"If you compare the skin to the retina, you have about the same number of sensory receptors, you just have them over almost two square meters of space, unlike the eye where it's all concentrated in an extremely small area," Jones says. "The skin is generally as useful as a very acute area. It's just that you need to disperse the information that you're presenting."
Knowing just how to disperse tactile information across the skin is tricky. For instance, people may be much more sensitive to stimuli on areas like the hand, as opposed to the forearm, and may respond best to certain patterns of vibrations. Such information on skin responsiveness could help designers determine the best configuration of motors in a display, given where on the skin a device would be worn.
Now Jones has built an array that precisely tracks a motor's vibrations through skin in three dimensions. The array consists of eight miniature accelerometers and a single pancake motor — a type of vibrating motor used in cellphones. She used the array to measure motor vibrations in three locations: the palm of the hand, the forearm and the thigh. From her studies with eight healthy participants, Jones found that a motor's mechanical vibrations through skin drop off quickly in all three locations, within 8 millimeters from where the vibrations originated.
Jones also gauged participants' perception of vibrations, fitting them with a 3-by-3 array of pancake motors in these three locations on the body. While skin generally stopped vibrating 8 millimeters from the source, most people continued to perceive the vibrations as far away as 24 millimeters.
When participants were asked to identify specific locations of motors within the array, they were much more sensitive on the palm than on the forearm or thigh. But in all three locations, people were better at picking out vibrations in the four corners of the array, versus the inner motors, leading Jones to posit that perhaps people use the edges of their limbs to localize vibrations and other stimuli.
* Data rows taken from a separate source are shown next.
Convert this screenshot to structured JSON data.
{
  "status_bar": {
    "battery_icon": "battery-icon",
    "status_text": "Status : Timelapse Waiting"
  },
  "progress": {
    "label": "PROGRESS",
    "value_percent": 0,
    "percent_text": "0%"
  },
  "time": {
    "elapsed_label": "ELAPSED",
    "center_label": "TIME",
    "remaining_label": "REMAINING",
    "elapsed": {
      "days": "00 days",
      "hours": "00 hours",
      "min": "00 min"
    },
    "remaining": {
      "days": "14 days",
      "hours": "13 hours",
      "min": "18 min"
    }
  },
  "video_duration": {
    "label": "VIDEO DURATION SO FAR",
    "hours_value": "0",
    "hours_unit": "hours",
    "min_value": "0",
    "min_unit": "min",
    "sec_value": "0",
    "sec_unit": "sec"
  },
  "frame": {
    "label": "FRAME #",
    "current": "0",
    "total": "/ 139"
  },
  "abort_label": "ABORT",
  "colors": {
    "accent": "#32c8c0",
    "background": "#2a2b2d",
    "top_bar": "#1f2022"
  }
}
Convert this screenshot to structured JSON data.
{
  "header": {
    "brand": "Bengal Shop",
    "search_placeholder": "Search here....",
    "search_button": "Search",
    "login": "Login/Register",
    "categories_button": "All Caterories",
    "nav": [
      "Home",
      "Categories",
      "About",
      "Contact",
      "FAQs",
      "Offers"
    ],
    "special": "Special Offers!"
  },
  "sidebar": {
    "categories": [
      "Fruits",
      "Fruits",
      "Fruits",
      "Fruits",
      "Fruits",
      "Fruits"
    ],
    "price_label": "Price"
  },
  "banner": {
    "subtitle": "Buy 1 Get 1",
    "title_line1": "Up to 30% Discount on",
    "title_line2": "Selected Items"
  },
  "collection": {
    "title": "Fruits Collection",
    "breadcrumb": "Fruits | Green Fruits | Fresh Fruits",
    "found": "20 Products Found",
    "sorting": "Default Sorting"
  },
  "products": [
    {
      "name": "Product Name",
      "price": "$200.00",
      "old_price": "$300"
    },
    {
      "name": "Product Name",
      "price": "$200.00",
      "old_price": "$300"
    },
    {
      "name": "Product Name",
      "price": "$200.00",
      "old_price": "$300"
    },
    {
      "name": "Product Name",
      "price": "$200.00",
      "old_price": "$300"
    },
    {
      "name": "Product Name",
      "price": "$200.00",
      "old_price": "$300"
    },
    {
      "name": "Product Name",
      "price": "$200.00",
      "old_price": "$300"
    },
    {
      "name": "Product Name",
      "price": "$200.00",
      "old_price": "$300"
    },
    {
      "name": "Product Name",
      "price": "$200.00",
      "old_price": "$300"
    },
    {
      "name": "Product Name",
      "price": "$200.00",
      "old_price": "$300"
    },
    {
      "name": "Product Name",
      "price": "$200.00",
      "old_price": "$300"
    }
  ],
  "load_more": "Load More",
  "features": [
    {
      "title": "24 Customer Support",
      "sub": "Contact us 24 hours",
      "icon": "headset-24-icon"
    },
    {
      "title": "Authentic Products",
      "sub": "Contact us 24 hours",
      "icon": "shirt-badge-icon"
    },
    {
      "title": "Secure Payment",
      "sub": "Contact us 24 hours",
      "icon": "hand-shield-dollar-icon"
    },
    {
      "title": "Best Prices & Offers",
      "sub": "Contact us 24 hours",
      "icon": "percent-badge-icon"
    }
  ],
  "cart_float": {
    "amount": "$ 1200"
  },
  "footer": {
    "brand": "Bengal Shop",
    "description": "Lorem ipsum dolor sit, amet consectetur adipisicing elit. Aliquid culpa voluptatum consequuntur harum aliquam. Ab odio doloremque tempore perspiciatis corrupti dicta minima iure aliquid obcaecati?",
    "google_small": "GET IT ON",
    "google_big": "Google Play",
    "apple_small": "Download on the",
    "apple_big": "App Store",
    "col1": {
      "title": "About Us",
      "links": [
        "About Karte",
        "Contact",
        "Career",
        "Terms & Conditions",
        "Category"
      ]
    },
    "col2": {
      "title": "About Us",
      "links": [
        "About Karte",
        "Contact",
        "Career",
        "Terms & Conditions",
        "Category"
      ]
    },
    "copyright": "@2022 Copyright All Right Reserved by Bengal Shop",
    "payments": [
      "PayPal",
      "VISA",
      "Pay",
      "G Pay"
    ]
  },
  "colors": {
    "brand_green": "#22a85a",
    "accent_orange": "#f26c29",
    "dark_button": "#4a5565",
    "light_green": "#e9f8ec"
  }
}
"For a lot of sensory modalities, you have to work out what it is people can process, as one of the dictates for how you design," says Jones, whose results will appear in the journal IEEE Transactions on Haptics. "There's no point in making things much more compact, which may be a desirable feature from an engineering point of view, but from a human-use point of view, doesn't make a difference."